The Ochoa family, Pablo Escobar, Gonzalo Rodriguez Gacha, and the other king-pins of the drug mob known as the ``Medellin Cartel'' have vast personal fortunes from the cocaine trade. Police sources say they have spent up to a half million dollars on assassination contracts and millions more on the purchase of congressional seats or bribes. They have, Fernando Cano alleges, bought themselves the power to control the nation's destiny, as a means of keeping their freedom to carry on cocaine trafficking.
One leading Bogota television journalist observed this week in an off-camera conversation ``We are an occupied country. We have been occupied by an alien force, the traffickers.''
The only cocaine king to be brought to justice by Colombia is Carlos Lehder, flown out to Florida the same day he was caught, because the extradition order had already been completed by the previous government. Lehder had also lost his leadership in the Cartel, with his drug consumption and flamboyant behavior turning him into a liability the others were apparently happy to sacrifice.
One measure of how little progress has been made in Colombia's ``war on drugs,'' despite the police statistics on substantial amounts of cocaine and precursor chemicals captured, is the present availability of cocaine at greater purity and the lowest cost in memory.
The price has now dropped to around $1,500 per kilogram from the $12,000-14,000 of the late 1970s, as a result of the overwhelming increase in production, now expanding into Brazil and out of control in Bolivia.
As the price level of cocaine has fallen, the volume of shipments has grown.
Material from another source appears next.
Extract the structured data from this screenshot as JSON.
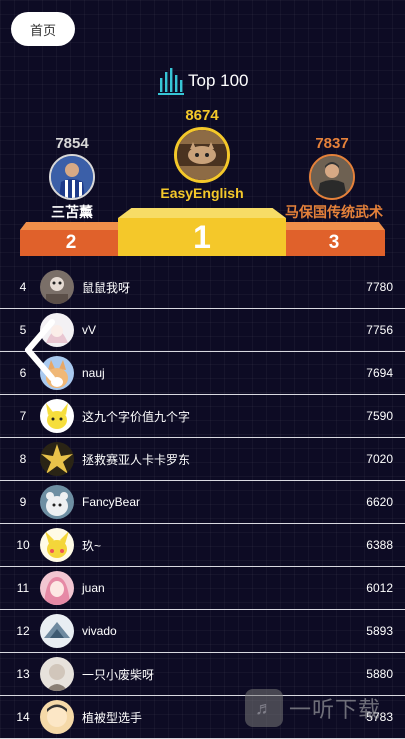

Shipments as large as four tons have reportedly been flown recently on a single aircraft.
To keep profit levels high, Colombian traffickers are turning more and more to taking over the distribution side of the business in North America and Europe, and reportedly are starting to compete directly with the old mafia on its home ground in Italy. They are also experimenting with opium poppy-growing and heroin refining in the central Colombian mountains.
The Colombian government now has virtually no weapon with which to fight them. The Supreme Court has invalidated the extradition treaty with the US, and drug traffickers would seem to have little to fear from Colombian courts and jails.